We stripped and took a refreshing dip. Cocooned in the shade of palm trees, the digital noise that occupied my brain quietened. I lay listening to the water and birds circling above. This is a breeze. However, when hunger kicked in, the phones came out.

First, a chance encounter with coatis running along the golf course left us lost and late for dinner at Sands Beach Club. “I’m gonna need Google Maps,” announced Chase. Then, at our beachfront table, in place of menus sat a QR code. “Well, it is the most Covid-safe way to dine.” Chase reasoned in his best Fauci voice. We agreed then to make Google Maps and QR codes an exception. They were necessities. The meal went without talk of tech, except for when I ordered a horchata and itched to Google the contents. Not a necessity. That night, in the absence of blue light shining on my eyeballs via Squid Game memes, I lit an incense stick and drifted off like a cloud.

Bayan Tree Mayakoba

Day Two: Couples Retreat

Married two years, we acted like honeymooners by splurging at Banyan Tree’s spa. A foot soak followed by a full body massage performed by petite ladies with deceivingly strong arms not only loosened tension but blissfully detached us from pixelated cravings. Spas are traditionally a place where people lock away their phones, after all. It wasn’t until the afternoon, sat back by the pool that I yearned for music–because who doesn’t love Christina Aguilera circa Stripped on a sunny day? Phone out of bounds, I focused on a novel instead. Not today, Xtina, not today.

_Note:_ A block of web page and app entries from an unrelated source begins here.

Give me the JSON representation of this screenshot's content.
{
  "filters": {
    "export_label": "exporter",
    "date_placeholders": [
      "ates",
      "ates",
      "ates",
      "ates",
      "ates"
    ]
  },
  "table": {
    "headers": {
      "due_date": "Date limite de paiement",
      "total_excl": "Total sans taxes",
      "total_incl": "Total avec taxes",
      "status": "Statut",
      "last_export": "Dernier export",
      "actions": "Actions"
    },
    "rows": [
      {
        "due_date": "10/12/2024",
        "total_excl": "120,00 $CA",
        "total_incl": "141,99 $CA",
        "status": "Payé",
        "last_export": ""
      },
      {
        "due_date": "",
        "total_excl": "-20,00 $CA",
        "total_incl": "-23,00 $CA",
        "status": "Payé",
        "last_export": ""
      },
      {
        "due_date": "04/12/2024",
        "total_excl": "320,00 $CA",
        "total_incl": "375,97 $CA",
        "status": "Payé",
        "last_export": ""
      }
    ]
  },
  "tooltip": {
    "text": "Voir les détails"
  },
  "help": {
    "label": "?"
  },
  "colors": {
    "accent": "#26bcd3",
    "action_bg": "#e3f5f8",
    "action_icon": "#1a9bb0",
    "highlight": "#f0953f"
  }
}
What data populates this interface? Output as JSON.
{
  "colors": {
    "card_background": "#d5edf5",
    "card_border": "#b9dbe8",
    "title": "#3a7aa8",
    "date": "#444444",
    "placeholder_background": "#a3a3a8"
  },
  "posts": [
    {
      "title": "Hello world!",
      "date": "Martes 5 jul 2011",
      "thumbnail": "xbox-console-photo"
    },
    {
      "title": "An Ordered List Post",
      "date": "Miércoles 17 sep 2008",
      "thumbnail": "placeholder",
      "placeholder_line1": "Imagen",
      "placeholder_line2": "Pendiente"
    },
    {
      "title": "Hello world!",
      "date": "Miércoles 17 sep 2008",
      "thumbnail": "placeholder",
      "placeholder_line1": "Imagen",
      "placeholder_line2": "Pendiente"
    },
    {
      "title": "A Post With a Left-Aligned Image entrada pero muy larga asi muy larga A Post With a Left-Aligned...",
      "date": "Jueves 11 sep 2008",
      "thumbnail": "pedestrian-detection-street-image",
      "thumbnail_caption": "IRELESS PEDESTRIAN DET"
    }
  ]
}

Chase Dorsett

Dinner was later enjoyed under the stars at the resort’s signature Thai restaurant, Saffron. “I really want to use the Night Sky app,” moaned Chase as we discussed the dots.

“Can we please enjoy the pad thai and stargazing without the info?” I fumed, wondering if we’d keep this up. Fortunately, back at the villa, a screentime distraction awaited in aid. “Intimate Moments’” was the hotel’s answer to our request for the ultimate couple’s soak. A delicious bubble bath trailed with candles, aromatic oils, and rose petals. Unapologetically romantic, it made our previous (real) honeymoon feel like a weekday at Panda Express. We had to, of course, souvenir the experience with selfie-stick assistance before sinking in. My screen time that day? 16 seconds. Chase’s: 20 minutes (mostly photography and QR scanning). We were elated and proud of a hard day’s abstinence.

Chase Dorsett

Day Three: Caving in

On a roll, we hit Mayakoba on airplane mode entirely. Distraction’s key to digital-free! A complimentary eco boat tour, albeit at the hottest time of day, had us focused on the sights of turtles, crocodiles, and colorful birds sans WiFi-induced thoughts. As did the boutiques and galleries on community square, El Pueblito. It was only when we had downtime that mini-Xtina popped up like a devil on my shoulder whispering “Play my Stripped album” repeatedly. Oh the torment! One final evening to get through. I can do this.

Wining and dining at Cello, their spectacular on-site Italian spot, provided ample time to converse and reflect. “Three days digital-sober,” we saluted, before I slipped, “Let’s treat ourselves to a movie night!” Gasp. Choke on tiramisu. Retraction. “No, never mind, we can’t.” Moments later, we retired to the villa and noticed the turn-town team had left a surprise parting gift of wine and chocolate-dipped strawberries. Gasp. Screw detox and reschedule my gastric band appointment for Monday. Let’s treat ourselves. And so we did, and it was magnificent. Like the bearded woman in The Greatest Showman, this is me, necking another dessert as I hit the remote and felt the sizzle of LED light on my face. No regrets.

Chase Dorsett

Day Four: The Take-Away

As we exited Banyan’s lobby, I rounded up what I’d learned. One, that 50% of my online searches (“What’s Doja Cat’s real name?”) are useless to me in the real world and I really ought to spend that time taking in the real world. Two, hubby is a fantastic photographer and I’m considering selling him on Flytographer. And three, tech isn’t a one-rule-fits-all. There are aspects that are vital in modern daily life, such as for work or keeping in touch with loved ones. And then there are aspects that should be consumed responsibly. We shouldn’t deny its pleasures, but rather than allow it to rob us of precious time, harness it as an enhancement. This digital detox taught us to set boundaries, prioritize each other and Bayan Tree’s breathtaking setting, and if the mood calls for a touch of entertainment, to ask simply ourselves this: What would Alexa do?